[Exercise details]: Find every line below with the string "label" and pick it out.

====== Extracted data

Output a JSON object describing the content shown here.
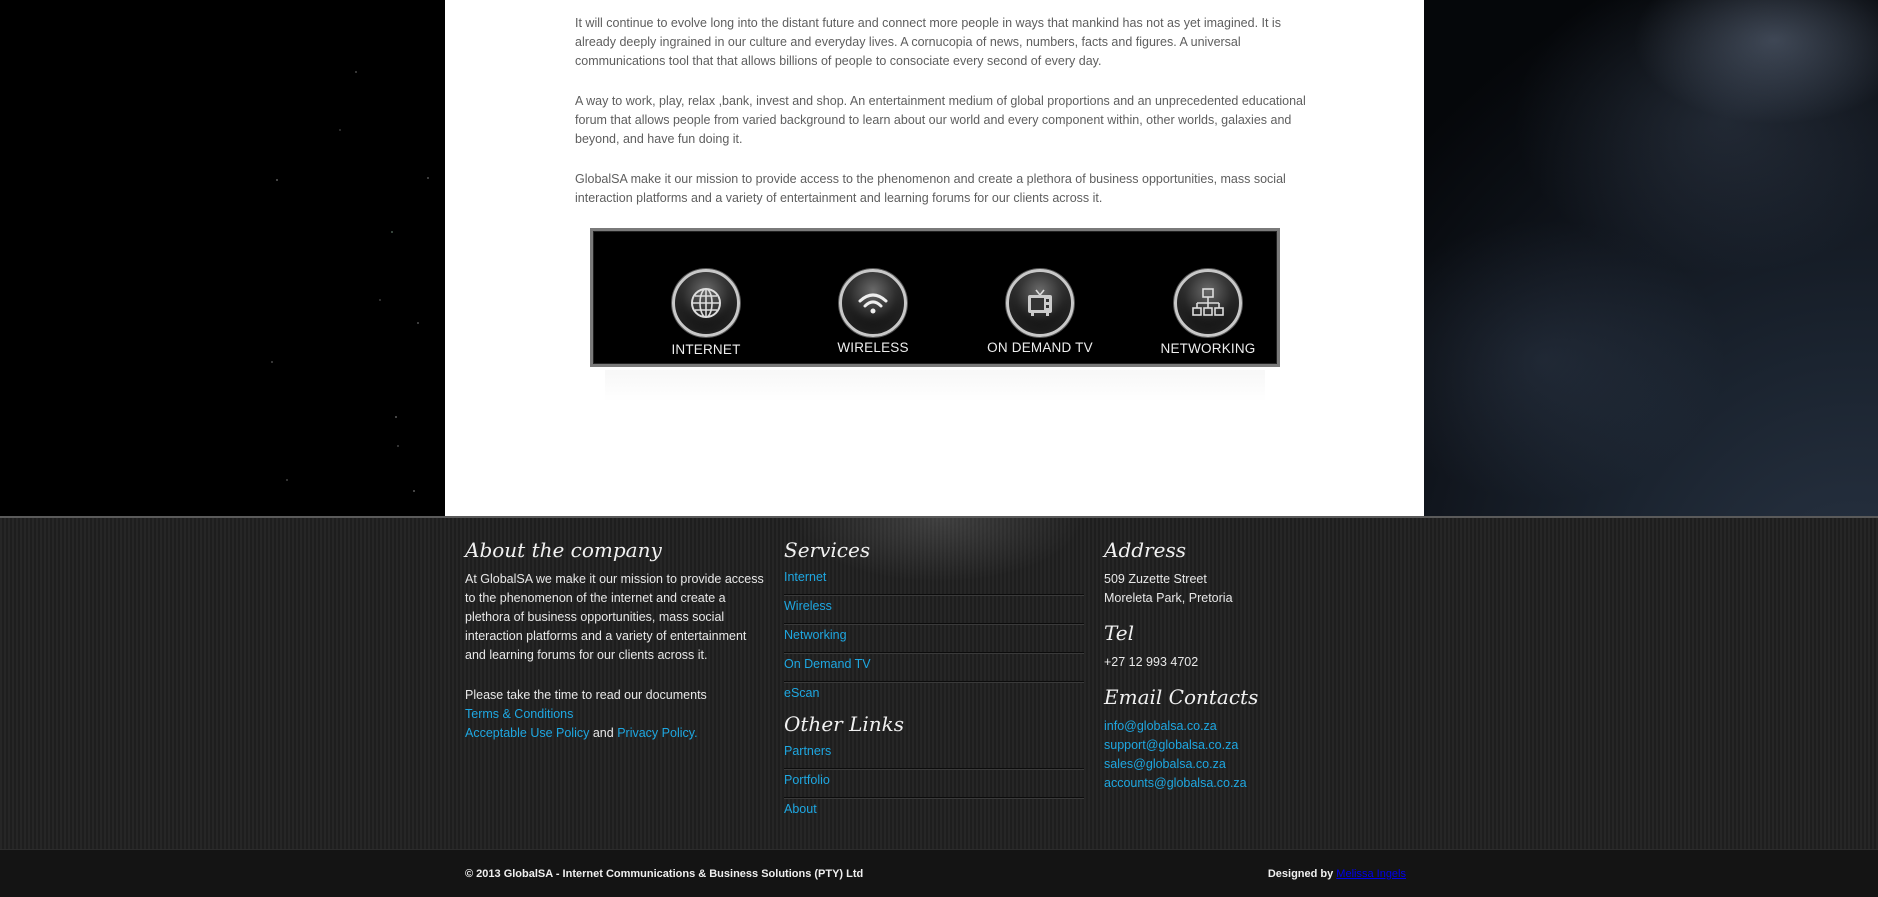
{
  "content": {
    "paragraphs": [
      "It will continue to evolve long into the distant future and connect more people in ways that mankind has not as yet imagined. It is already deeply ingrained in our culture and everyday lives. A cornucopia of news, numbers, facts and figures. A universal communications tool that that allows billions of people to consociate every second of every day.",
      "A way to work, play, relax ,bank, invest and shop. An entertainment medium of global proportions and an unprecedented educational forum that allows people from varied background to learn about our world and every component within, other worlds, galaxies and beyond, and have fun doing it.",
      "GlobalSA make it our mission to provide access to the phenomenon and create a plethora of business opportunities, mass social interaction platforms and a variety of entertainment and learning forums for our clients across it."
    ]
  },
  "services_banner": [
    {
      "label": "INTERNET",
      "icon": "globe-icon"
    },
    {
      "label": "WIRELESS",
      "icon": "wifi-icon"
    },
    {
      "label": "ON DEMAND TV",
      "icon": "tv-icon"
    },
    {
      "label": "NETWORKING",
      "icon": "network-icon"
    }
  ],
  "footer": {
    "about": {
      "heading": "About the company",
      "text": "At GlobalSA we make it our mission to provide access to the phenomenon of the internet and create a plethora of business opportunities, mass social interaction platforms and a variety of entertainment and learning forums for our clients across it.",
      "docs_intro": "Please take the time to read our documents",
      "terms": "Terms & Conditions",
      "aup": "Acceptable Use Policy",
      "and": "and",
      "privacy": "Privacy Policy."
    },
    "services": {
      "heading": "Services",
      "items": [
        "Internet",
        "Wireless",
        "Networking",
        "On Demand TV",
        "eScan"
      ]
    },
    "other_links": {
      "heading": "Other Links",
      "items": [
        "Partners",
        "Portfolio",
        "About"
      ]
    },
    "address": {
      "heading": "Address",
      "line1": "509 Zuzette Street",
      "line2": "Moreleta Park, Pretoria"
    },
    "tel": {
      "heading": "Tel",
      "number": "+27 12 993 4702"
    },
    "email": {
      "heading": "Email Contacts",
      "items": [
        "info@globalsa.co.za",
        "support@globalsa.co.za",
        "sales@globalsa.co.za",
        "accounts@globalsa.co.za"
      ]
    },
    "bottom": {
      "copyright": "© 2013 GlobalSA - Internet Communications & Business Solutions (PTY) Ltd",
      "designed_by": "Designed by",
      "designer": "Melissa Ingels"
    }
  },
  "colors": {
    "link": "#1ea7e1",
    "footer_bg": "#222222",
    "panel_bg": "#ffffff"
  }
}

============

[Written solution]:
      "label": "INTERNET",
      "label": "WIRELESS",
      "label": "ON DEMAND TV",
      "label": "NETWORKING",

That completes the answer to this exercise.